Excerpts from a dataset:

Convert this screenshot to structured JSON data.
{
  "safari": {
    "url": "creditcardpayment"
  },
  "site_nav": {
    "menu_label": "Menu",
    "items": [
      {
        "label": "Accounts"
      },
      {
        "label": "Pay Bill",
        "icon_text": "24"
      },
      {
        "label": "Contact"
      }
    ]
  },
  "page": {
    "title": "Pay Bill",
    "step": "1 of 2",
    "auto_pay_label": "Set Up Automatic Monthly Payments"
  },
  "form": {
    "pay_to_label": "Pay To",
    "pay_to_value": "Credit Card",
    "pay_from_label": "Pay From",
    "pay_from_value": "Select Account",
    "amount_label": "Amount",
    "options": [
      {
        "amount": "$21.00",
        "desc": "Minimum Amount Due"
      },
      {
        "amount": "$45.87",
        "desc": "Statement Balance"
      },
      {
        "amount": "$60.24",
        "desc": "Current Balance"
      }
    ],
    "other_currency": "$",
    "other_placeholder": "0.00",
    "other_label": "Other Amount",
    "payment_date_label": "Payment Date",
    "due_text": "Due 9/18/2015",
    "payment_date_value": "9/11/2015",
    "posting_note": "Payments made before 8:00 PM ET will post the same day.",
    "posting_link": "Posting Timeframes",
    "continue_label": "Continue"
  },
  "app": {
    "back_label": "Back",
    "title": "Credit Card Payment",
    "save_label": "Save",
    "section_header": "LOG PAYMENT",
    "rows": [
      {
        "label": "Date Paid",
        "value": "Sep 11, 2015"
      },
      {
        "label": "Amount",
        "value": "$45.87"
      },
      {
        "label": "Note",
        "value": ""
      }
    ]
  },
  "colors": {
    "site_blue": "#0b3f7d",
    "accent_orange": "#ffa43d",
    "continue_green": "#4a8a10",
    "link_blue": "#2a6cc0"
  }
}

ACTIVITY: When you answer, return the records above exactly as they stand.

SOLVED EXERCISE:
Convert this screenshot to structured JSON data.
{
  "safari": {
    "url": "creditcardpayment"
  },
  "site_nav": {
    "menu_label": "Menu",
    "items": [
      {
        "label": "Accounts"
      },
      {
        "label": "Pay Bill",
        "icon_text": "24"
      },
      {
        "label": "Contact"
      }
    ]
  },
  "page": {
    "title": "Pay Bill",
    "step": "1 of 2",
    "auto_pay_label": "Set Up Automatic Monthly Payments"
  },
  "form": {
    "pay_to_label": "Pay To",
    "pay_to_value": "Credit Card",
    "pay_from_label": "Pay From",
    "pay_from_value": "Select Account",
    "amount_label": "Amount",
    "options": [
      {
        "amount": "$21.00",
        "desc": "Minimum Amount Due"
      },
      {
        "amount": "$45.87",
        "desc": "Statement Balance"
      },
      {
        "amount": "$60.24",
        "desc": "Current Balance"
      }
    ],
    "other_currency": "$",
    "other_placeholder": "0.00",
    "other_label": "Other Amount",
    "payment_date_label": "Payment Date",
    "due_text": "Due 9/18/2015",
    "payment_date_value": "9/11/2015",
    "posting_note": "Payments made before 8:00 PM ET will post the same day.",
    "posting_link": "Posting Timeframes",
    "continue_label": "Continue"
  },
  "app": {
    "back_label": "Back",
    "title": "Credit Card Payment",
    "save_label": "Save",
    "section_header": "LOG PAYMENT",
    "rows": [
      {
        "label": "Date Paid",
        "value": "Sep 11, 2015"
      },
      {
        "label": "Amount",
        "value": "$45.87"
      },
      {
        "label": "Note",
        "value": ""
      }
    ]
  },
  "colors": {
    "site_blue": "#0b3f7d",
    "accent_orange": "#ffa43d",
    "continue_green": "#4a8a10",
    "link_blue": "#2a6cc0"
  }
}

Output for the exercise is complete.